If you take the time to compare today’s image with that of the 25th it becomes obvious that getting that “look is not as easy as it would first appear.

Today’s image was post-processed to be high contrast grainy without going over the top, keeping it real you might say. But still, because the picture was correctly exposed there is minimal noise/grain, which when you consider that the picture was shot in bad yellow tungsten light at ISO12800, then it is both amazing and a bit dispiriting, because if, like me, you are after that soft edge and very grainy look that’s the predominant feature of high speed film, then normal exposure rules won’t work.

 

24-70mm, f7.1, 1/125sec, ISO12800

Ah Berlin

Love it or hate it, this city often offers up the most unusual images for the dedicated street photographer and what more can a man and his camera ask?

 

24-70mm, f3.2, 1/100sec, ISO200

Prime Time

I would consider myself a very practical person, one who doesn’t buy things unless there is a real need and I’ve had this need for a 35mm prime for a few weeks now.
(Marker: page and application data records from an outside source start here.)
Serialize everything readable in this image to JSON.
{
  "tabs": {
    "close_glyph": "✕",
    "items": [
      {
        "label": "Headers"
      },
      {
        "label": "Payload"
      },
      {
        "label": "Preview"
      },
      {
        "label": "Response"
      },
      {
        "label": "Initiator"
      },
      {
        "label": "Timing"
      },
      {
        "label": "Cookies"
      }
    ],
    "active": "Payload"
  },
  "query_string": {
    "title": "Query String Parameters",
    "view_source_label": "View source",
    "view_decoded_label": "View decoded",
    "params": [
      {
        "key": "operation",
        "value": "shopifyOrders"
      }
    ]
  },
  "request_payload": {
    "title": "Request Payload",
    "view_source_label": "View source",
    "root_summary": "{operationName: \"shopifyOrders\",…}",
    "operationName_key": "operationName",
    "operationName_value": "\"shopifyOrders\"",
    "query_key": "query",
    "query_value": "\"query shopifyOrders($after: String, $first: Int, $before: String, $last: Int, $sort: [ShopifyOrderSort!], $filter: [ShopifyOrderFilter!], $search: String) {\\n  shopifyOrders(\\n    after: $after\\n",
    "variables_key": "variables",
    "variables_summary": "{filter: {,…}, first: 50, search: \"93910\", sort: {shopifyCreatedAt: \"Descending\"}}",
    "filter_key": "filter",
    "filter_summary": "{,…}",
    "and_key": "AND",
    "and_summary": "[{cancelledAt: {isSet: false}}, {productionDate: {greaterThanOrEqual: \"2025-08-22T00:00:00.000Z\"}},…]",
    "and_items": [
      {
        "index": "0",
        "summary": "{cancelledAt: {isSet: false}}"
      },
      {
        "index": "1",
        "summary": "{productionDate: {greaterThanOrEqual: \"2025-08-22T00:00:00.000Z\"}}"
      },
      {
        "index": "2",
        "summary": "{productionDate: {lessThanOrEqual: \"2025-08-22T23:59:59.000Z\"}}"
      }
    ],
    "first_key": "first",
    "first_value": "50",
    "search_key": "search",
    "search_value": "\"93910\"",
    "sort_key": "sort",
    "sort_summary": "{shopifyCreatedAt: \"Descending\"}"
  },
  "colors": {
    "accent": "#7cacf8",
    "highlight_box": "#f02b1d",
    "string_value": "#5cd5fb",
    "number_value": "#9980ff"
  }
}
I already own a 24-70mm f2.8 zoom, but it is so heavy I dread taking it out. It is a wonderful lens, but all that great glass weighs more than the camera.

I’m doing portraits on location and as a consequence I’ve learnt the joys of shedding excess weight in the kit bag. At the moment I have the kit bag down to 14 kilos, not bad when you consider this includes a camera, three lenses, a tripod, two stands, three speedlights, four light modifiers, plus ancillary triggers, batteries, etc.

My go to lenses are the 50mm and 70-200mm, but sometimes you just need something a little wider and I struggle to be enthusiastic about carrying the 24-70mm for those few times. So it had become incumbent on me to price a light-weight wide. An original Canon 35mm f2 is €560, a lot more than I was prepared to spend on an occasional lens, and then by accident I stumbled on a page advertising Yonugnuo 35mm f2 for €120, which seemed to be too cheap for a lens of anything but meager quality. Reviews on the net seemed to think it was passable for the price so I ordered one (I finally found it for €95).

Sure, it’s like stepping back ten years to the days when lenses didn’t have super quiet sonic auto focus motors, but the build is solid and it’s as sharp as I’ll ever need. I know the Canon lenes has all the latest developments including image stabilizer, but with usable ISO’s of 3500 I’ve never used image stabilizer and in worst-case scenarios (I will be in such a scenario tomorrow) I will usually default to a tripod or monopole.

This picture was taken yesterday in Dresden with the new 35mm, which I spent the day testing. I’m a little bit in love with it at the moment, but these things pass.

 

35mm, f2, 1/1250sec,  ISO100

 

if your interested in portraits my other site is;

https://peerlessportraitcompany.wordpress.com

 

Being busy with renovations leaves no time to be out and about shooting frames, a little time to process an image is about the best I can manage at the moment.

This picture was taken in April last year and it is indicative of the way I often rely on the smallest thing within the frame to hold the picture together. The human silhouetted in this image gives the picture both depth and a sense of mystery. It also contrasts dramatically against hard lines of the massive steel structure while balancing the composition at the same time.

 

24-70mm, f5.6, 1/160sec, ISO100

Just Because

What can I say, I just like the rhythm/lines/contrasts or whatever in this picture. It has a nice balance for my eye and oddly enough, it was difficult to decide between this and the colour version. Also, while I was post-processing the picture I thought it might be better without the white van, but then couldn’t convince myself it would, so it stayed as it is.

 

24-70mm, f8, 1/320sec, ISO100

Sunshine

I’m fully aware that this weekend’s weather was only a tease but for those of us who live in Berlin any sunshine this time of year is cause for celebration. It’s also a reason to lounge around in the warm rays, either outside at a café, beer garden or as in this case, a small balcony. On Saturday it was just so wonderfully sunny, although not really warm but well worth a photograph.

 

70-200mm, f4.5, 1/500sec, ISO100